* [Exercise requirements] What is needed is a faithful copy of all the records.
_____
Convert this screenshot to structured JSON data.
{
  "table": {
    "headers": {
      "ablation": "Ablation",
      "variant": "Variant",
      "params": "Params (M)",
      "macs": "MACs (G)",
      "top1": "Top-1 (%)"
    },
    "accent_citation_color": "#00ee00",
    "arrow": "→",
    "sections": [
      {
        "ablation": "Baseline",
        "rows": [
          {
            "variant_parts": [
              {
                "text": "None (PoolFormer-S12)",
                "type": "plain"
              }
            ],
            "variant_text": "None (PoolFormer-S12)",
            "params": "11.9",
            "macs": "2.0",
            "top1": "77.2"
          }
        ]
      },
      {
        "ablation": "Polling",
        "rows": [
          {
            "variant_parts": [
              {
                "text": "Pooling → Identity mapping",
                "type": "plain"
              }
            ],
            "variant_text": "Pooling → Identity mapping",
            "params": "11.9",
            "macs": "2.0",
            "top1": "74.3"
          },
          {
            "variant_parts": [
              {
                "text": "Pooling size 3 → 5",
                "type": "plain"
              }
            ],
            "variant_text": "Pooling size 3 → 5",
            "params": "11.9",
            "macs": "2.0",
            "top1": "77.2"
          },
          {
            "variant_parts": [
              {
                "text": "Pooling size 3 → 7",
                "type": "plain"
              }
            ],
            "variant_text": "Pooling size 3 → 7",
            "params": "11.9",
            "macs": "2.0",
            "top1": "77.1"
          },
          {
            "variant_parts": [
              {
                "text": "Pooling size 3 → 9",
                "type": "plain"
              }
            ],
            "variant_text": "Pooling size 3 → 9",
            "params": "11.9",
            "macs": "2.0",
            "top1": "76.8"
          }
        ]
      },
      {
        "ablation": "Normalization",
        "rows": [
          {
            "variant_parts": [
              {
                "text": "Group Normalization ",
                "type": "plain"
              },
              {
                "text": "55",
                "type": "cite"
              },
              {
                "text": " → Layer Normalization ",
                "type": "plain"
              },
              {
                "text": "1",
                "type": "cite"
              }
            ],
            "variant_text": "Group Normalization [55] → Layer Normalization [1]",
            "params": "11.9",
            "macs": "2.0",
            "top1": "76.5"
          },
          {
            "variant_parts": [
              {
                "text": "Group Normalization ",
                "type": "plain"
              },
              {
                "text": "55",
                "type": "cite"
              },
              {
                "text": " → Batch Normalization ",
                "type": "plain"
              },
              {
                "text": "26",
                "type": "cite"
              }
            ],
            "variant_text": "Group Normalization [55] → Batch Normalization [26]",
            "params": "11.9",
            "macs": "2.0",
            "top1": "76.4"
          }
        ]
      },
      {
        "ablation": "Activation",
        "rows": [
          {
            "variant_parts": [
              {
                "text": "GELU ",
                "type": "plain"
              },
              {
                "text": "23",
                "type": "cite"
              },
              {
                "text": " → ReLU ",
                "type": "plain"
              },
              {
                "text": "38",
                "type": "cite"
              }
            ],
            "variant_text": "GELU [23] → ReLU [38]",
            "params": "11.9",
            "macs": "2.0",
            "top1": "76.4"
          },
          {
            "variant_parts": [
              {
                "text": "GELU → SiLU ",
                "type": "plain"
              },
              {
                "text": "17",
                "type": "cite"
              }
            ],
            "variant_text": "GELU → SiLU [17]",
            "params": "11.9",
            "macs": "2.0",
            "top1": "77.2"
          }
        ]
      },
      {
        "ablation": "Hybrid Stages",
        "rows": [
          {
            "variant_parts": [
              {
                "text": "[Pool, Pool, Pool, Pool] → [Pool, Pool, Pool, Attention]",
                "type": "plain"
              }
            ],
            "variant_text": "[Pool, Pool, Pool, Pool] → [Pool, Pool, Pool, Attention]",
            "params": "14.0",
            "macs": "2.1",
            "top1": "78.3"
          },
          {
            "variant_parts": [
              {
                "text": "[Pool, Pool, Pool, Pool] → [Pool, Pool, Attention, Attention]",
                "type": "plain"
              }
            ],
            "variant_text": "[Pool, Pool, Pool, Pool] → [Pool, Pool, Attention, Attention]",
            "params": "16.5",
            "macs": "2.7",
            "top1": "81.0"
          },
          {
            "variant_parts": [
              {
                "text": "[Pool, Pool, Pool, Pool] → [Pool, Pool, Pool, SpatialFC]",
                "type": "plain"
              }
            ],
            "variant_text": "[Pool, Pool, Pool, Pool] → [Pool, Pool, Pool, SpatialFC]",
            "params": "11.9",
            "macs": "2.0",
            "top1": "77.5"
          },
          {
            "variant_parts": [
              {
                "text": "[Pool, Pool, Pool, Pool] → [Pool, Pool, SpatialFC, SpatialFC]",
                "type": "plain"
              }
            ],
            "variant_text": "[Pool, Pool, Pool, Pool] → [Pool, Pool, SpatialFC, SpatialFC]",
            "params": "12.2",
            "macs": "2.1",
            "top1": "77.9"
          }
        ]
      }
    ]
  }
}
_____
* [Answer area]
Convert this screenshot to structured JSON data.
{
  "table": {
    "headers": {
      "ablation": "Ablation",
      "variant": "Variant",
      "params": "Params (M)",
      "macs": "MACs (G)",
      "top1": "Top-1 (%)"
    },
    "accent_citation_color": "#00ee00",
    "arrow": "→",
    "sections": [
      {
        "ablation": "Baseline",
        "rows": [
          {
            "variant_parts": [
              {
                "text": "None (PoolFormer-S12)",
                "type": "plain"
              }
            ],
            "variant_text": "None (PoolFormer-S12)",
            "params": "11.9",
            "macs": "2.0",
            "top1": "77.2"
          }
        ]
      },
      {
        "ablation": "Polling",
        "rows": [
          {
            "variant_parts": [
              {
                "text": "Pooling → Identity mapping",
                "type": "plain"
              }
            ],
            "variant_text": "Pooling → Identity mapping",
            "params": "11.9",
            "macs": "2.0",
            "top1": "74.3"
          },
          {
            "variant_parts": [
              {
                "text": "Pooling size 3 → 5",
                "type": "plain"
              }
            ],
            "variant_text": "Pooling size 3 → 5",
            "params": "11.9",
            "macs": "2.0",
            "top1": "77.2"
          },
          {
            "variant_parts": [
              {
                "text": "Pooling size 3 → 7",
                "type": "plain"
              }
            ],
            "variant_text": "Pooling size 3 → 7",
            "params": "11.9",
            "macs": "2.0",
            "top1": "77.1"
          },
          {
            "variant_parts": [
              {
                "text": "Pooling size 3 → 9",
                "type": "plain"
              }
            ],
            "variant_text": "Pooling size 3 → 9",
            "params": "11.9",
            "macs": "2.0",
            "top1": "76.8"
          }
        ]
      },
      {
        "ablation": "Normalization",
        "rows": [
          {
            "variant_parts": [
              {
                "text": "Group Normalization ",
                "type": "plain"
              },
              {
                "text": "55",
                "type": "cite"
              },
              {
                "text": " → Layer Normalization ",
                "type": "plain"
              },
              {
                "text": "1",
                "type": "cite"
              }
            ],
            "variant_text": "Group Normalization [55] → Layer Normalization [1]",
            "params": "11.9",
            "macs": "2.0",
            "top1": "76.5"
          },
          {
            "variant_parts": [
              {
                "text": "Group Normalization ",
                "type": "plain"
              },
              {
                "text": "55",
                "type": "cite"
              },
              {
                "text": " → Batch Normalization ",
                "type": "plain"
              },
              {
                "text": "26",
                "type": "cite"
              }
            ],
            "variant_text": "Group Normalization [55] → Batch Normalization [26]",
            "params": "11.9",
            "macs": "2.0",
            "top1": "76.4"
          }
        ]
      },
      {
        "ablation": "Activation",
        "rows": [
          {
            "variant_parts": [
              {
                "text": "GELU ",
                "type": "plain"
              },
              {
                "text": "23",
                "type": "cite"
              },
              {
                "text": " → ReLU ",
                "type": "plain"
              },
              {
                "text": "38",
                "type": "cite"
              }
            ],
            "variant_text": "GELU [23] → ReLU [38]",
            "params": "11.9",
            "macs": "2.0",
            "top1": "76.4"
          },
          {
            "variant_parts": [
              {
                "text": "GELU → SiLU ",
                "type": "plain"
              },
              {
                "text": "17",
                "type": "cite"
              }
            ],
            "variant_text": "GELU → SiLU [17]",
            "params": "11.9",
            "macs": "2.0",
            "top1": "77.2"
          }
        ]
      },
      {
        "ablation": "Hybrid Stages",
        "rows": [
          {
            "variant_parts": [
              {
                "text": "[Pool, Pool, Pool, Pool] → [Pool, Pool, Pool, Attention]",
                "type": "plain"
              }
            ],
            "variant_text": "[Pool, Pool, Pool, Pool] → [Pool, Pool, Pool, Attention]",
            "params": "14.0",
            "macs": "2.1",
            "top1": "78.3"
          },
          {
            "variant_parts": [
              {
                "text": "[Pool, Pool, Pool, Pool] → [Pool, Pool, Attention, Attention]",
                "type": "plain"
              }
            ],
            "variant_text": "[Pool, Pool, Pool, Pool] → [Pool, Pool, Attention, Attention]",
            "params": "16.5",
            "macs": "2.7",
            "top1": "81.0"
          },
          {
            "variant_parts": [
              {
                "text": "[Pool, Pool, Pool, Pool] → [Pool, Pool, Pool, SpatialFC]",
                "type": "plain"
              }
            ],
            "variant_text": "[Pool, Pool, Pool, Pool] → [Pool, Pool, Pool, SpatialFC]",
            "params": "11.9",
            "macs": "2.0",
            "top1": "77.5"
          },
          {
            "variant_parts": [
              {
                "text": "[Pool, Pool, Pool, Pool] → [Pool, Pool, SpatialFC, SpatialFC]",
                "type": "plain"
              }
            ],
            "variant_text": "[Pool, Pool, Pool, Pool] → [Pool, Pool, SpatialFC, SpatialFC]",
            "params": "12.2",
            "macs": "2.1",
            "top1": "77.9"
          }
        ]
      }
    ]
  }
}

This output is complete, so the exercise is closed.